** Opening Input block **
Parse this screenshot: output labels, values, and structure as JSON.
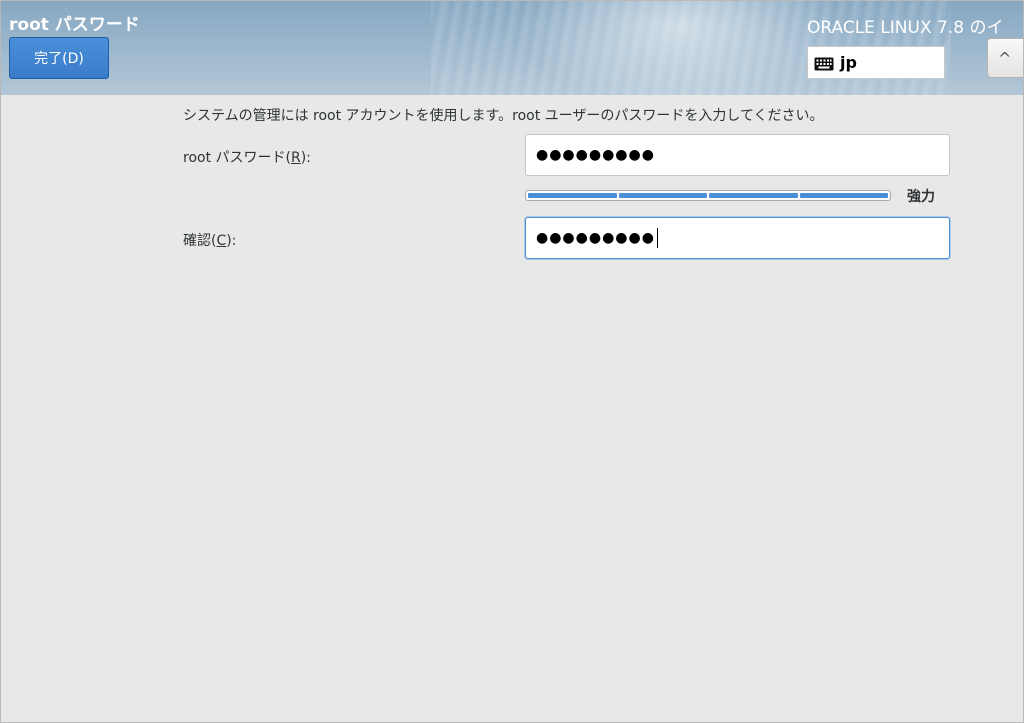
{
  "header": {
    "title": "root パスワード",
    "done_button": "完了(D)",
    "product_title": "ORACLE LINUX 7.8 のイ",
    "keyboard_layout": "jp",
    "help_glyph": "^"
  },
  "content": {
    "description": "システムの管理には root アカウントを使用します。root ユーザーのパスワードを入力してください。",
    "password_label_prefix": "root パスワード(",
    "password_label_mnemonic": "R",
    "password_label_suffix": "):",
    "password_value": "●●●●●●●●●",
    "strength": {
      "label": "強力",
      "level": 1.0,
      "color": "#4a90d9"
    },
    "confirm_label_prefix": "確認(",
    "confirm_label_mnemonic": "C",
    "confirm_label_suffix": "):",
    "confirm_value": "●●●●●●●●●"
  },
  "colors": {
    "accent": "#4a90d9",
    "header_bg": "#9ab6cc",
    "background": "#e8e8e7"
  }
}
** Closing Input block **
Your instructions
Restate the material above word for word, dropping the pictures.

Answer box
Parse this screenshot: output labels, values, and structure as JSON.
{
  "header": {
    "title": "root パスワード",
    "done_button": "完了(D)",
    "product_title": "ORACLE LINUX 7.8 のイ",
    "keyboard_layout": "jp",
    "help_glyph": "^"
  },
  "content": {
    "description": "システムの管理には root アカウントを使用します。root ユーザーのパスワードを入力してください。",
    "password_label_prefix": "root パスワード(",
    "password_label_mnemonic": "R",
    "password_label_suffix": "):",
    "password_value": "●●●●●●●●●",
    "strength": {
      "label": "強力",
      "level": 1.0,
      "color": "#4a90d9"
    },
    "confirm_label_prefix": "確認(",
    "confirm_label_mnemonic": "C",
    "confirm_label_suffix": "):",
    "confirm_value": "●●●●●●●●●"
  },
  "colors": {
    "accent": "#4a90d9",
    "header_bg": "#9ab6cc",
    "background": "#e8e8e7"
  }
}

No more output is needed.